It's been just over a year since we moved Mom into The Ganzhorn Suites. Slowly, we settled into our "new" normal. Although our hope was that Mom would stabilize and be able to return home, I think deep down we knew that was just one big pipe dream. But that's what you do, right? Hope in the most hopeless of situations. My Dad and brother visit two if not three times a week. My sister in law and nieces, as well as Mom's best friends Bev and Mark visit often. I know the drive isn't easy, however, our family is a great one and choose to make Mom a priority, as she has made each of us a priority throughout her life.
This last year has certainly come with challenges. On New Year's Eve, we spent the day in the ER only to come back with a diagnosis of a fractured foot, which to this day, we have no idea how it happened! About two weeks in, Mom took the boot off and said she was "done with that" and so it was. Then, on February 6th, she had a terrible fall that landed her in Dublin Methodist Hospital with multiple pelvic and sacral fractures. Her injuries were inoperable. I stayed with her at the hospital and for the first few nights when she returned to the center. Although she was in excruciating pain, Mom would forget that she couldn't walk, would try to get up, exacerbating her pain. So began the vicious cycle. Truly, I thought this was it for Mom. Mobility was and is key to my Mom's quality of life. Without it, I knew she would waste away. I was prepared to bring hospice on board until her amazing medical team stepped in with a few changes to control her pain. It was a game changer. Mom started getting up in a wheelchair. Then she began to propel herself (very quickly!) earning herself the nickname "Hot Wheels". Six short weeks later, much like the boot, Mom informed me she "was done with this". "This" was the wheelchair. She has been walking on her own ever since.
Cognitively, Mom continues to decline. She recognizes my Dad when she sees him but doesn't recognize him in pictures. She often thinks I am her Mom, never her daughter. Some days I can laugh it off and just be happy to be part of her world. Other days I struggle. I'm ashamed to say some days I want to distance myself from her because it just hurts so much. This person is not my Mom. She looks like her, but often, that is where the similarities stop. I hear this feeling is normal, but I cannot describe the guilt it carries.
In the spring of last year, before we moved Mom, I knew things were bad. I was angry and sad for all of us. One night, Pat and I attended a prayer service at church and our lead pastor challenged us to pray bold prayers. To ask God for miracles. Of course I always prayed for my Mom, but I never asked for a miracle. I don't know that I ever prayed a bold prayer. In sheer desperation, I went to the alter and prayed with one of our pastors, who told me that miracles don't always look like what we have in mind (I was thinking a cure would be great!). She prayed with me, over me, over my Mom and our family. About six weeks later, Mom moved into Ganzhorn. This move was the answer to my bold prayer, it was our miracle.
The silver lining for my Mom and our family is that Mom is content. She is as independent as she can possibly be because of the design of the center.
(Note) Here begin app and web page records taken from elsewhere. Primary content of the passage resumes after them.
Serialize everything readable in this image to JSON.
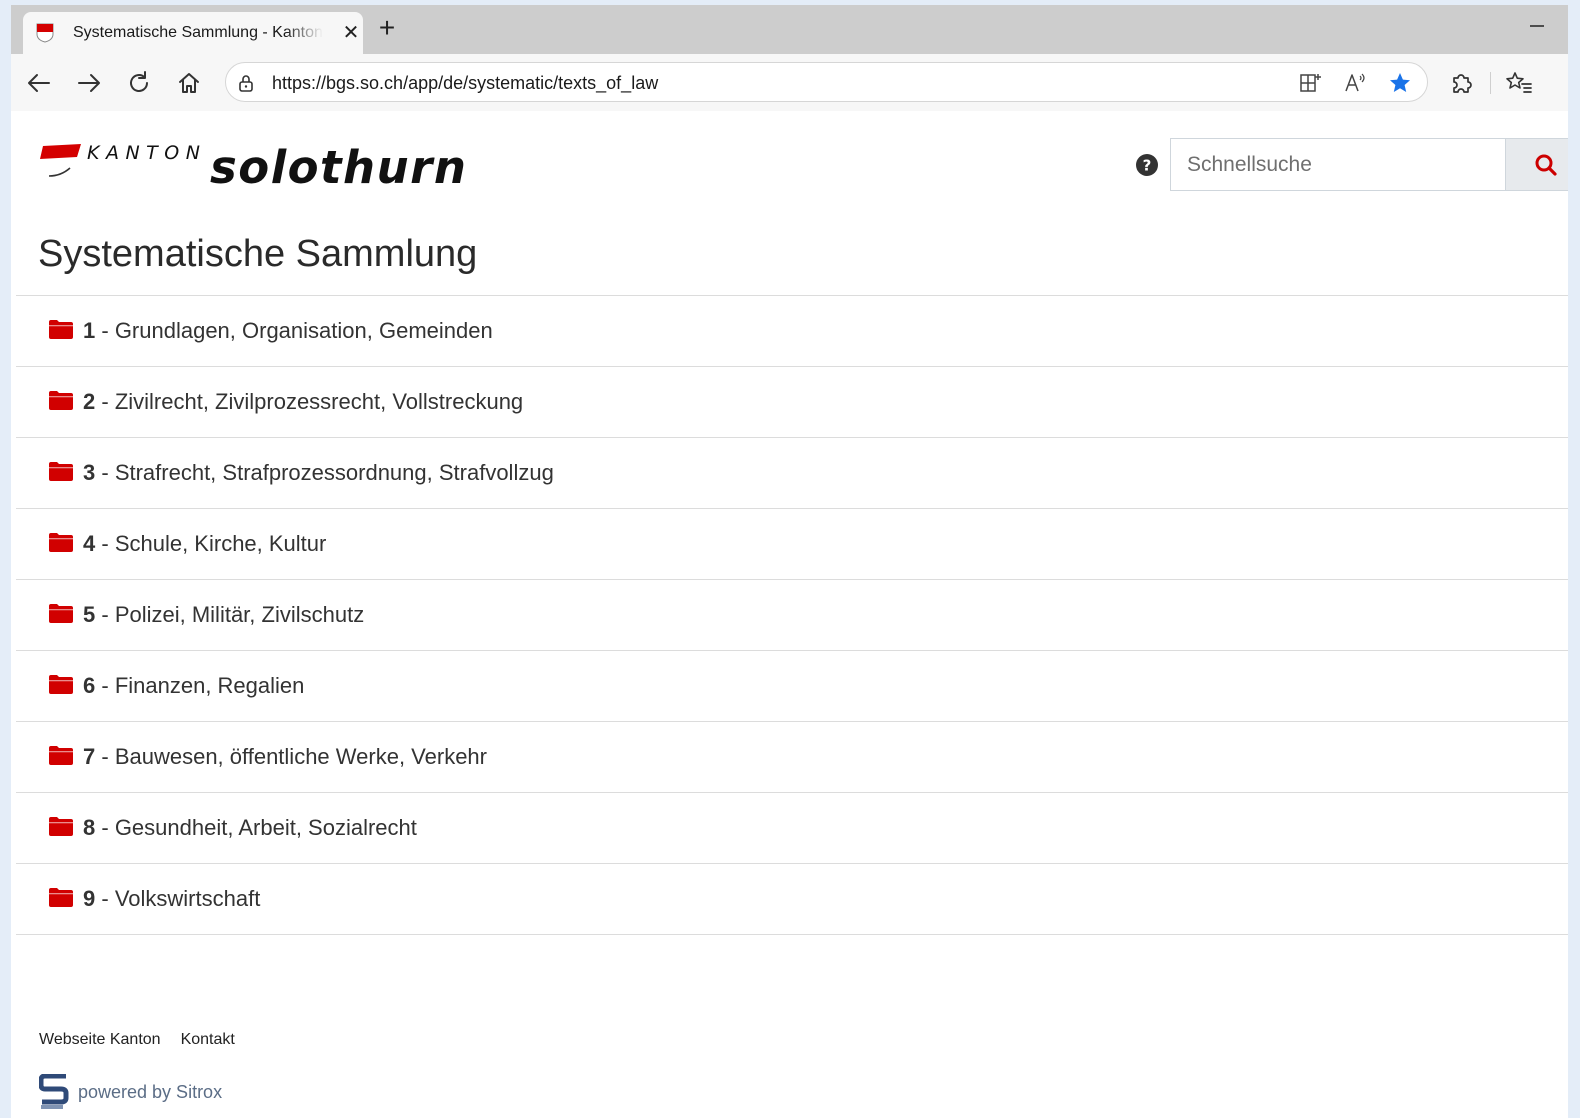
{
  "browser": {
    "tab": {
      "title": "Systematische Sammlung - Kanton Solothurn",
      "close_glyph": "✕"
    },
    "new_tab_glyph": "+",
    "url": "https://bgs.so.ch/app/de/systematic/texts_of_law",
    "favorite_color": "#1a73e8"
  },
  "header": {
    "logo": {
      "word1": "KANTON",
      "word2": "solothurn",
      "accent_color": "#d40000"
    },
    "search_placeholder": "Schnellsuche",
    "search_icon_color": "#cc0000"
  },
  "main": {
    "title": "Systematische Sammlung",
    "folder_color": "#d10000",
    "items": [
      {
        "number": "1",
        "separator": " - ",
        "label": "Grundlagen, Organisation, Gemeinden"
      },
      {
        "number": "2",
        "separator": " - ",
        "label": "Zivilrecht, Zivilprozessrecht, Vollstreckung"
      },
      {
        "number": "3",
        "separator": " - ",
        "label": "Strafrecht, Strafprozessordnung, Strafvollzug"
      },
      {
        "number": "4",
        "separator": " - ",
        "label": "Schule, Kirche, Kultur"
      },
      {
        "number": "5",
        "separator": " - ",
        "label": "Polizei, Militär, Zivilschutz"
      },
      {
        "number": "6",
        "separator": " - ",
        "label": "Finanzen, Regalien"
      },
      {
        "number": "7",
        "separator": " - ",
        "label": "Bauwesen, öffentliche Werke, Verkehr"
      },
      {
        "number": "8",
        "separator": " - ",
        "label": "Gesundheit, Arbeit, Sozialrecht"
      },
      {
        "number": "9",
        "separator": " - ",
        "label": "Volkswirtschaft"
      }
    ]
  },
  "footer": {
    "links": [
      "Webseite Kanton",
      "Kontakt"
    ],
    "powered_by": "powered by Sitrox",
    "powered_color": "#2f4a78"
  }
}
She loves her caregivers, giving each of them a hug and kiss every time she sees them. She has purpose - you will often find her helping another resident, holding someone's hand or trying to make someone feel better. Earlier I said the person I see isn't my Mom, I guess that isn't a fair statement as the way she cares for everyone here is very much who she is, whom she has always been.
Our story is like so many more out there. My Dad tells me everyday about someone he has reconnected with that is, or has gone through the hell we experienced. Unfortunately, not everyone has Ganzhorn as an answer to their prayers. Our family is so very grateful for the wonderful care Mom receives everyday. We are grateful for her safety. We are grateful for the precious time it has given us with her. Much like in years past, this year, we walk to honor my Mom, support my Dad and hope that together, we can find a cure.
Together, we can end Alzheimer's disease. Please make a donation to advance the care, support and research efforts of the Alzheimer's Association.
Thank you for joining the fight against Alzheimer's!
Thank you for helping advance Alzheimer's support, care and research.
I have raised
Elite Grand Champion